So in the interest of eating healthy AND seasonally I've been making this Kale and Sweet Potato Salad.  It, not surprisingly, also goes very well with butternut squash instead of the potato (for fewer carbs).


Prep time: 30 minutes.  Prepared salad should sit for at least an hour before serving! I've been known to make it and keep it in my fridge for a few days, eating it often for lunches.

One bunch kale (usually lacinato, but whatever I get in the CSA)
2 medium sweet potatoes (or half of a butternut squash), Roasted
half a medium onion, chopped finely

1/4 cup cider vinegar
1tbsp dijon mustard
1 tbsp maple syrup or honey
~1/4 cup olive oil
pinch salt and pepper

1.  Prep the potatoes/squash.  Peel and chop into 1/2 inch pieces.  Toss in bowl with some olive oil to coat and spread evenly on baking dish.  Roast at 400.  Start checking for doneness at 20 minutes.  Should be able to pierce with a fork.
2.  Trim the kale to remove the stems.  Wash and chop into bite size pieces.  Massage briefly between your hands to tenderize the leaves.
3.  Place kale, onion and potato in salad bowl.  Mix up dressing (I place ingredients into a mason jar in the order listed and give it a lot of great shakes.  The kids like to help with this part!).  Pour dressing over salad, give it a good toss and let it sit for about an hour.  The dressing will make the kale more tender the longer it sits and marinades.

Add ins:
Occasionally I add in some extras like sunflower seeds, craisins or chopped apples.  Or even cooked (and cooled) black rice or quinoa. Mix it up and have fun!

Health and Happiness,


Thursday, October 22, 2015

Eggplant Casserole

Ahh, the eggplant casserole.

This is my life:  I'm not a measuring type of cook, I tend to think of recipes as a guideline, not a rule.

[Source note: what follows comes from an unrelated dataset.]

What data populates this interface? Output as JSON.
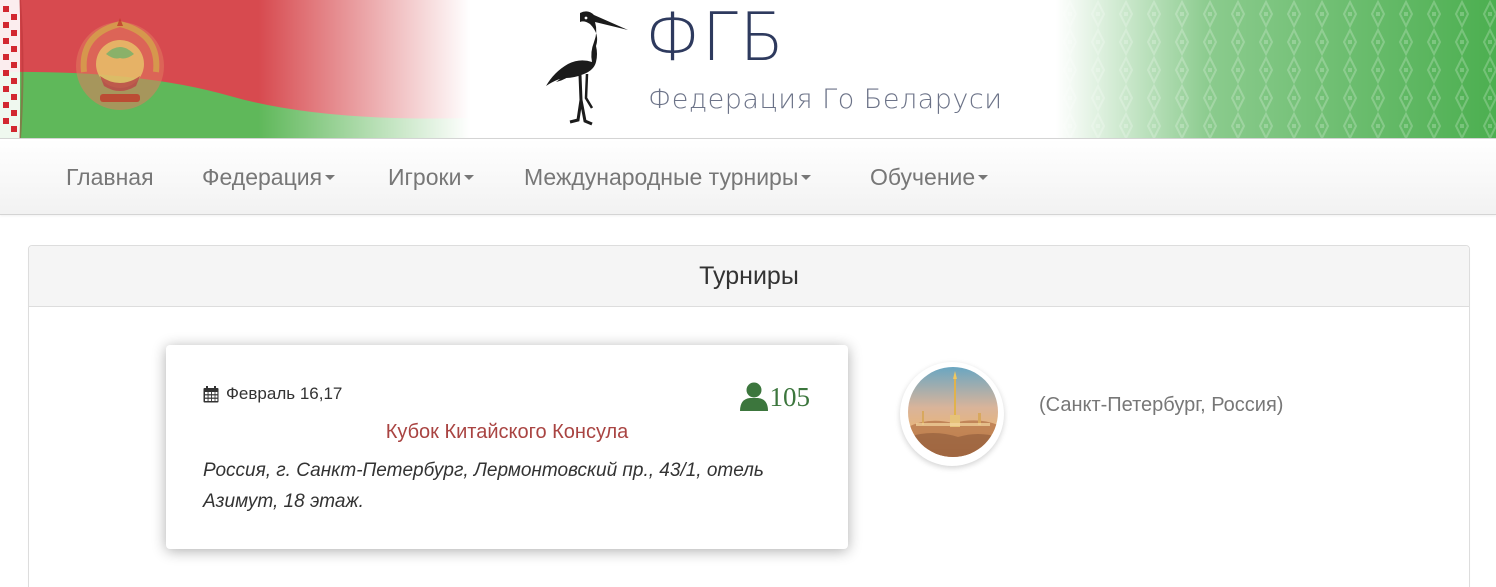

And this time it got me.

This is last year's eggplant casserole.
It was sooo yummy.  
The hubby even ate it.

I sliced the eggplant and put in a single layer on a baking dish.  Drizzled with olive oil and sprinkled with salt and pepper.  Roasted at 400 degrees for 20-30 minutes.  Then I layered them (like a lasagna) with spinach, tomato sauce, ricotta mixed with oregano and basil, and then topped with globs of fresh mozzerella.  I baked it all in 350 degree oven about 20 minutes until cheese was melty and sauce bubbling.  Served over pasta, if I remember correctly.

Flash forward to this year and apparently I should have looked at my old pictures!  I went about it a different way this year and while the result was absolutely edible, it was a bit underwhelming.  So here's what I did (lest you make the same mistakes I did) and what I would do to improve it.  Oh, and and actual recipe is linked below...

And here is this year's eggplant casserole.  This time I chopped the eggplant into half-inch cubes and put into a bowl with chopped tomatoes.  I tossed eggplant and tomatoes with olive oil, salt, pepper and garlic powder.  In a separate bowl I mixed 15 oz. ricotta cheese with basil, parsley and oregano.  Then I layered tomato mixture, ricotta mixture, tomato sauce, tomato mixture, ricotta mixture, tomato sauce.  I topped it all off with some parmesan romano cheese blend (I ran out of mozzerella!  Maybe that is where this all went wrong...).  Popped into a 350 degree oven for 45 minutes, until cheese melted and veggies softened.  Served over pasta again.    HERE'S what I would do differently next time:

1) I would roast the eggplant and tomato mixture for a bit before layering it.  Roasting just brings out the natural sweetness in these veggies and who doesn't love that!?

2) I would layer mozzerella cheese with the ricotta (either fresh or shredded would do)

3) I would add spinach like I had in the first casserole.  It definitely added something to the texture.

And here's the recipe that inspired it all.  I hope you get to make and enjoy your own eggplant casserole, whatever recipe you choose!

Eggplant is a challenging vegetable for me to cook with, it is hard to get beyond eggplant parmesan. I'd love to hear if you have any other favorite eggplant recipes.

Thanks for reading!

Health and Happiness,